Wherever a line of the records contains "object", copy that line.

Saved entries
....
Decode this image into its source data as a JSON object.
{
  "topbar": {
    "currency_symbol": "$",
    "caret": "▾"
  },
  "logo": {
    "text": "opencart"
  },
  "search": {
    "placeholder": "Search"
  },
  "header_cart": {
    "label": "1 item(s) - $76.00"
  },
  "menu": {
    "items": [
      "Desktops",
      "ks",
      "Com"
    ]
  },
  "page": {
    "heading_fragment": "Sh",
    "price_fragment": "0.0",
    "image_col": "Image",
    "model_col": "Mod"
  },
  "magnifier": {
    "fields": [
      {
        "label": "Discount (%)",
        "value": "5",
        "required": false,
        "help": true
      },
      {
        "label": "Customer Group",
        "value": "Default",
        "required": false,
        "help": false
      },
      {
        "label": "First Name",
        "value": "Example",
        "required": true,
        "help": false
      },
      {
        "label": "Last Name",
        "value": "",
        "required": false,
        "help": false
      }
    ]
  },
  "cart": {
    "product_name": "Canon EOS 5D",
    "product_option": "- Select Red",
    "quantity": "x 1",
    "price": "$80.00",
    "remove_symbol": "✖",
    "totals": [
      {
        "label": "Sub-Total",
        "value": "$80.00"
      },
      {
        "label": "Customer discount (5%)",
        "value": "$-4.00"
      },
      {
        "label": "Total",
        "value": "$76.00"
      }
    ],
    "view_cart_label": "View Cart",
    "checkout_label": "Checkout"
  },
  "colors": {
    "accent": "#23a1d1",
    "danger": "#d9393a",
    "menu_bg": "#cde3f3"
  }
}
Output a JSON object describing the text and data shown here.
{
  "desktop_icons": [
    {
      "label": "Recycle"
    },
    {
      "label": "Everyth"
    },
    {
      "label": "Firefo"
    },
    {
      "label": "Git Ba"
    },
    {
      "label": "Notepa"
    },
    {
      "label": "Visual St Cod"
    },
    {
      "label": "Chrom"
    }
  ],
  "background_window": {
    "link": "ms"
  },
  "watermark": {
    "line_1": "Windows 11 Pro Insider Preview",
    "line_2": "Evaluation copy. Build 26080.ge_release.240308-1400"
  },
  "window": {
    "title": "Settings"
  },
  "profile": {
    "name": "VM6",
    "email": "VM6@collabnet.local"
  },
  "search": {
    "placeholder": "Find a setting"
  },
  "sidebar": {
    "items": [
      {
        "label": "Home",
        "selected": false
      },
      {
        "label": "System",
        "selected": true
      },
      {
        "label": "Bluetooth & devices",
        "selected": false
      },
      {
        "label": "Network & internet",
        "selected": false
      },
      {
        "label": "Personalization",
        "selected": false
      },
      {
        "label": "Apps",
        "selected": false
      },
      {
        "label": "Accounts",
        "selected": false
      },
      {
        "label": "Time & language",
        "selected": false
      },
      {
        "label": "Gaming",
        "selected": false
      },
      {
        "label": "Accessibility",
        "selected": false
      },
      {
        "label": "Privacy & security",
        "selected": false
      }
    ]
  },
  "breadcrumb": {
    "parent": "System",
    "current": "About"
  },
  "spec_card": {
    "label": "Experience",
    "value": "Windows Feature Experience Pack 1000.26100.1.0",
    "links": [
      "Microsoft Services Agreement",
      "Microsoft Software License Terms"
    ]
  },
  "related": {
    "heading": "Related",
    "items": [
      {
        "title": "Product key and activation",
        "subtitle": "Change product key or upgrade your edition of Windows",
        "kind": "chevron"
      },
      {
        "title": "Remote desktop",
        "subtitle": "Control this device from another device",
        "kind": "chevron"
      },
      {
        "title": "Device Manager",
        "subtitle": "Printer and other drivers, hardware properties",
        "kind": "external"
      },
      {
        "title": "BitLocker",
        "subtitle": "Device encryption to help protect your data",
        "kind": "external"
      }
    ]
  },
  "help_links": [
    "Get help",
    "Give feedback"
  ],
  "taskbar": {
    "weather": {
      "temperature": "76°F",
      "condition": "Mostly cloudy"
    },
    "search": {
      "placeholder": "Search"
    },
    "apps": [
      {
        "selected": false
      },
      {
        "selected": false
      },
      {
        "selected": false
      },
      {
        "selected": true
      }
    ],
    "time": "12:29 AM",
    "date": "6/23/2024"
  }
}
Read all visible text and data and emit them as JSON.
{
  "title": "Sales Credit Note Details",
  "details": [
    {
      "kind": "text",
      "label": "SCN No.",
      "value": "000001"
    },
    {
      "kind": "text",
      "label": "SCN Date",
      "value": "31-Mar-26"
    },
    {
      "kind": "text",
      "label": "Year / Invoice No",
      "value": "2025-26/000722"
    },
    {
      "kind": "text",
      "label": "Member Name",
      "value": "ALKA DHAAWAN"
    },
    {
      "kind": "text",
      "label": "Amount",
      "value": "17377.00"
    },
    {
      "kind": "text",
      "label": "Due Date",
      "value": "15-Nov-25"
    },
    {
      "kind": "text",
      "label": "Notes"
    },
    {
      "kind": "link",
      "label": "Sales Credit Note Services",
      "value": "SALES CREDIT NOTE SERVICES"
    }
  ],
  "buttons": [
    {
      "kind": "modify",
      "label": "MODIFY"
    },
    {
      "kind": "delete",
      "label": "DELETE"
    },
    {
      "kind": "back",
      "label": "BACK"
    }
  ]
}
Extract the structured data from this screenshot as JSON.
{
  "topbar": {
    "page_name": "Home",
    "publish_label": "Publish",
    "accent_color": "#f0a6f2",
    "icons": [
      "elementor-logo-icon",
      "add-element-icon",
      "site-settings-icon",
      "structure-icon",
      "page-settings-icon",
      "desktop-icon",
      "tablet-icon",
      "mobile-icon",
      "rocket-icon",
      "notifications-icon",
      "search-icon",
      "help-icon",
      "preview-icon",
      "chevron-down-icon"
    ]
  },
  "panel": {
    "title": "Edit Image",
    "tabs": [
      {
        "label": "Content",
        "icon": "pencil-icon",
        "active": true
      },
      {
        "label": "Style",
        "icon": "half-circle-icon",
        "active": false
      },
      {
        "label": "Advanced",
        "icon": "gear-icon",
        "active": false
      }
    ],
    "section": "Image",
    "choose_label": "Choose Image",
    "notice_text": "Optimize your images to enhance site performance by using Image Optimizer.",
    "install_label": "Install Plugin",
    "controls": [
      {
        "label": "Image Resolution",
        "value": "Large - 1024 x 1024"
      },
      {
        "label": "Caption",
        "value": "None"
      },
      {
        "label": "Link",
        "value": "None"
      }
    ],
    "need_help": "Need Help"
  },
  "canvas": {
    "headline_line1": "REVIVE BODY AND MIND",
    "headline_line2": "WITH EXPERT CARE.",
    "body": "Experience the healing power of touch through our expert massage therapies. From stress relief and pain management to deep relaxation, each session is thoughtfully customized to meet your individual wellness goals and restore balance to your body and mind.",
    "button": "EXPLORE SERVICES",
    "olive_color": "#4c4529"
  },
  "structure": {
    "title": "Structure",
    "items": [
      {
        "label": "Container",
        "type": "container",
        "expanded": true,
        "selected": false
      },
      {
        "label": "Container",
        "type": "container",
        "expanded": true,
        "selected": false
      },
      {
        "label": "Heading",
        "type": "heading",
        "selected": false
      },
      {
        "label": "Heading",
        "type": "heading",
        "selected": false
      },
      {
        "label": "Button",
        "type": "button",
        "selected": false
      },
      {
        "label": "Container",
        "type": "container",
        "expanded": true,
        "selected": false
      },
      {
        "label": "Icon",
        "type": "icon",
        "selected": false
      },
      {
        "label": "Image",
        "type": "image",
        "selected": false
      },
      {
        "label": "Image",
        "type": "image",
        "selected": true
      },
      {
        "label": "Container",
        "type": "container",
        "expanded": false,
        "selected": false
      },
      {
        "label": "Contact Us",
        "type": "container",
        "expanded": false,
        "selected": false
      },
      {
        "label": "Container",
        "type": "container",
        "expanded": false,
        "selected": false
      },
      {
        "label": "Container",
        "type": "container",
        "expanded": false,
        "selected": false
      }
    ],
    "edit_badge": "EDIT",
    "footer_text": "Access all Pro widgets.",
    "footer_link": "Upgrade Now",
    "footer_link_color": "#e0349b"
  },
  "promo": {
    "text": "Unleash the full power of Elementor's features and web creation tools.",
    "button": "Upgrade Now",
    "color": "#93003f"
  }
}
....
Your response
Decode this image into its source data as a JSON object.
Output a JSON object describing the text and data shown here.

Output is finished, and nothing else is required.